In its draft guidance, the EBA said it would allow banks to participate in "pooled audits" with other cloud customers, or rely on third party certifications or audit reports made available by their cloud provider. However, it said that banks must ensure their cloud contracts provide national regulators with "full access" rights to the providers' business premises, such as their "head offices and operations", including to "the full range of devices, systems, networks and data used for providing the services to the outsourcing institution".

Pinsent Masons said it welcomed the move to enable pooled audits to be completed, but urged the EBA to "set out the key elements of an effective arrangement for a pooled audit and the extent to which the cloud service provider can take on a coordinating role in this respect".

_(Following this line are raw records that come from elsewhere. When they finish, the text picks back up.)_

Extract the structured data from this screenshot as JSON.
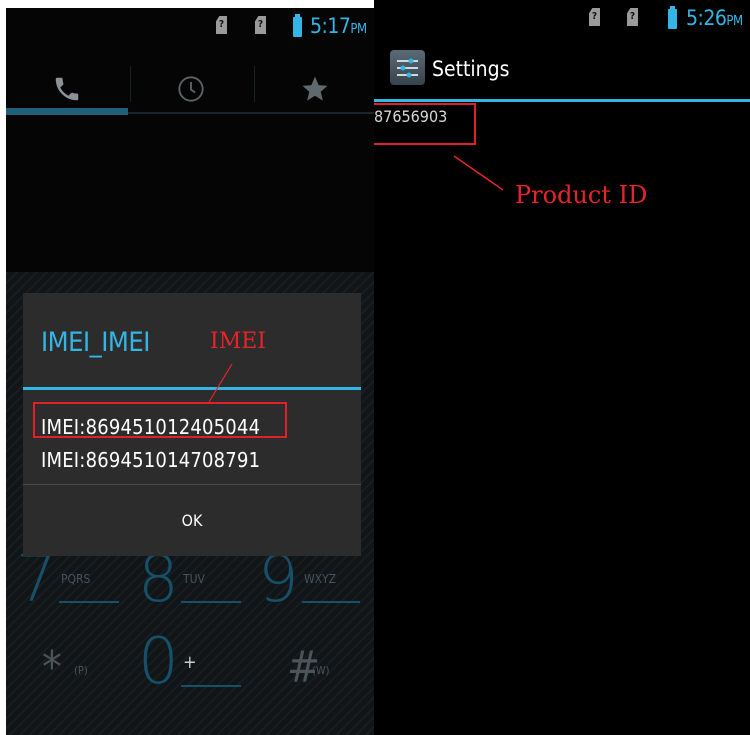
{
  "left": {
    "status_time": "5:17",
    "status_ampm": "PM",
    "sim_glyph": "?",
    "tabs": [
      {
        "name": "phone-tab",
        "icon": "phone-icon"
      },
      {
        "name": "recent-tab",
        "icon": "clock-icon"
      },
      {
        "name": "favorites-tab",
        "icon": "star-icon"
      }
    ],
    "dialog": {
      "title": "IMEI_IMEI",
      "imei1": "IMEI:869451012405044",
      "imei2": "IMEI:869451014708791",
      "ok_label": "OK"
    },
    "dialpad": {
      "k7": "7",
      "k7_letters": "PQRS",
      "k8": "8",
      "k8_letters": "TUV",
      "k9": "9",
      "k9_letters": "WXYZ",
      "star": "*",
      "star_sub": "(P)",
      "k0": "0",
      "k0_sub": "+",
      "hash": "#",
      "hash_sub": "(W)"
    },
    "annotation_label": "IMEI"
  },
  "right": {
    "status_time": "5:26",
    "status_ampm": "PM",
    "sim_glyph": "?",
    "title": "Settings",
    "product_id": "87656903",
    "annotation_label": "Product ID"
  },
  "colors": {
    "accent": "#33b5e5",
    "annotation": "#e8242b",
    "dialog_bg": "#2c2c2c"
  }
}
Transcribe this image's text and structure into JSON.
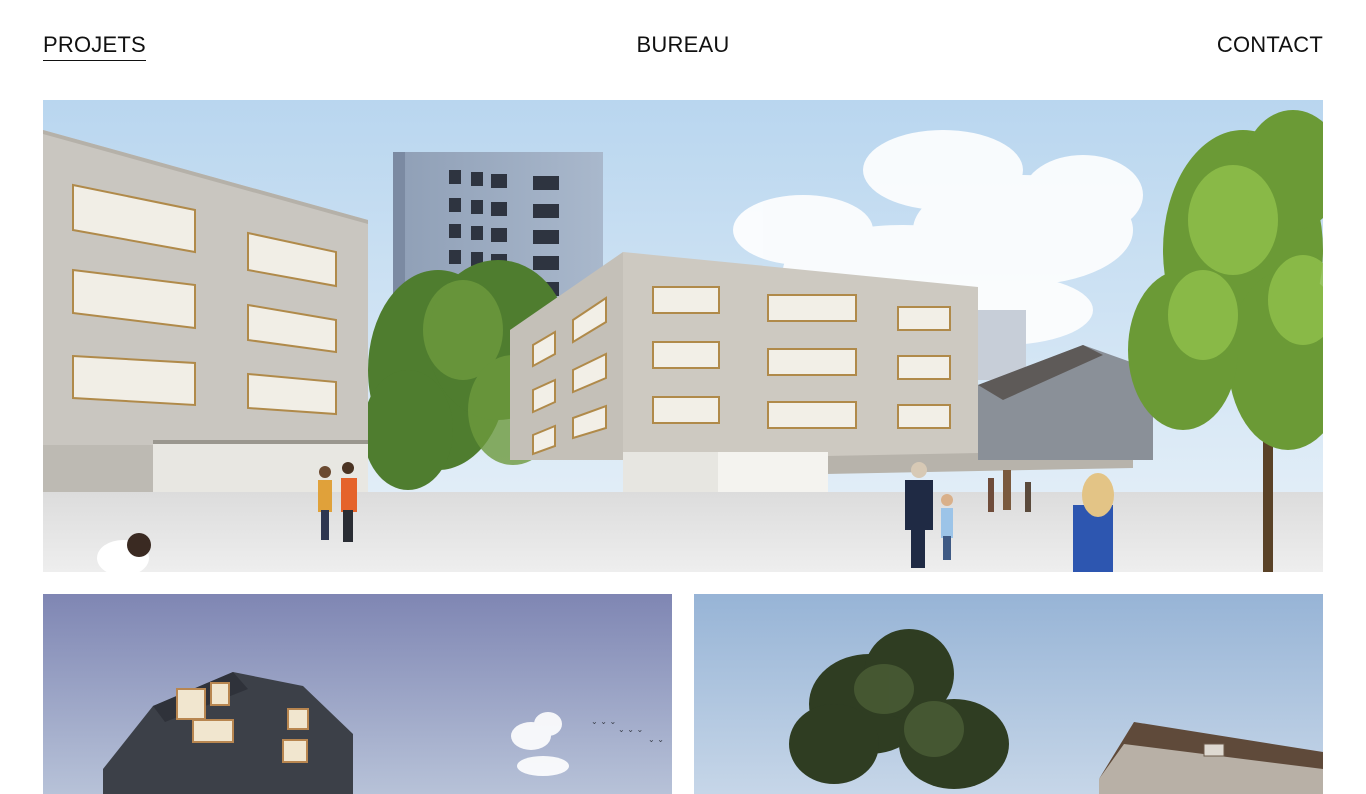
{
  "nav": {
    "items": [
      {
        "label": "PROJETS",
        "active": true
      },
      {
        "label": "BUREAU",
        "active": false
      },
      {
        "label": "CONTACT",
        "active": false
      }
    ]
  },
  "projects": [
    {
      "name": "hero-project",
      "image": "school-courtyard-rendering"
    },
    {
      "name": "project-2",
      "image": "angular-tower-rendering"
    },
    {
      "name": "project-3",
      "image": "trees-and-house-rendering"
    }
  ],
  "colors": {
    "text": "#111111",
    "background": "#ffffff",
    "sky": "#cfe2f3",
    "concrete": "#c9c6c0"
  }
}
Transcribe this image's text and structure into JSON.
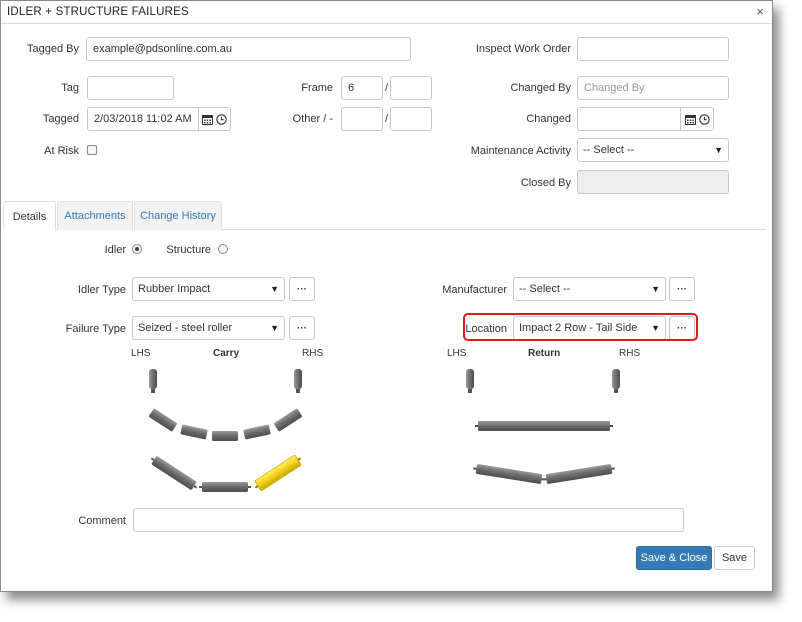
{
  "dialog": {
    "title": "IDLER + STRUCTURE FAILURES",
    "close_symbol": "×"
  },
  "form": {
    "tagged_by": {
      "label": "Tagged By",
      "value": "example@pdsonline.com.au"
    },
    "inspect_work_order": {
      "label": "Inspect Work Order",
      "value": ""
    },
    "tag": {
      "label": "Tag",
      "value": ""
    },
    "frame": {
      "label": "Frame",
      "value": "6",
      "value2": "",
      "separator": "/"
    },
    "changed_by": {
      "label": "Changed By",
      "placeholder": "Changed By"
    },
    "tagged": {
      "label": "Tagged",
      "value": "2/03/2018 11:02 AM"
    },
    "other": {
      "label": "Other / -",
      "value": "",
      "value2": "",
      "separator": "/"
    },
    "changed": {
      "label": "Changed",
      "value": ""
    },
    "at_risk": {
      "label": "At Risk",
      "checked": false
    },
    "maintenance_activity": {
      "label": "Maintenance Activity",
      "value": "-- Select --"
    },
    "closed_by": {
      "label": "Closed By",
      "value": ""
    }
  },
  "tabs": [
    {
      "label": "Details",
      "active": true
    },
    {
      "label": "Attachments",
      "active": false
    },
    {
      "label": "Change History",
      "active": false
    }
  ],
  "details": {
    "idler_radio": {
      "label": "Idler",
      "selected": true
    },
    "structure_radio": {
      "label": "Structure",
      "selected": false
    },
    "idler_type": {
      "label": "Idler Type",
      "value": "Rubber Impact"
    },
    "failure_type": {
      "label": "Failure Type",
      "value": "Seized - steel roller"
    },
    "manufacturer": {
      "label": "Manufacturer",
      "value": "-- Select --"
    },
    "location": {
      "label": "Location",
      "value": "Impact 2 Row - Tail Side"
    },
    "ellipsis_label": "···",
    "carry": {
      "lhs": "LHS",
      "title": "Carry",
      "rhs": "RHS"
    },
    "return": {
      "lhs": "LHS",
      "title": "Return",
      "rhs": "RHS"
    },
    "comment": {
      "label": "Comment",
      "value": ""
    }
  },
  "buttons": {
    "save_close": "Save & Close",
    "save": "Save"
  },
  "colors": {
    "primary": "#337ab7",
    "highlight": "#e5191b",
    "roller": "#6f6f6f",
    "roller_failed": "#f2d01a"
  },
  "icons": {
    "calendar": "calendar-icon",
    "clock": "clock-icon",
    "caret": "caret-down-icon"
  }
}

It also said that the EBA should adopt guidance already developed by the UK's Financial Conduct Authority (FCA) in relation to "the extent to which a cloud service provider can limit access to certain premises and at certain times for security reasons".

Financial services and technology law expert Luke Scanlon of Pinsent Masons said: "As legal advisers to both banks and leading cloud service providers we see many opportunities for banks to benefit in terms of cost efficiencies to be gained and ability to innovate through further clarification of the regulatory framework. We call on the EBA to take a leadership position in promoting an approach to the use of cloud technology by banks in a manner that favours effective risk management rather than an overly literalist approach towards interpretation of regulation."

"Our view is that unduly restrictive interpretations have been taken by regulators in a number of EEA jurisdictions as a result of a lack of understanding of how cloud arrangements differ from traditional outsourcing arrangements," he said.

Earlier this year, seven main barriers to banks' adoption of cloud-based services were identified in a new report by the British Bankers' Association, which was produced in partnership with Pinsent Masons.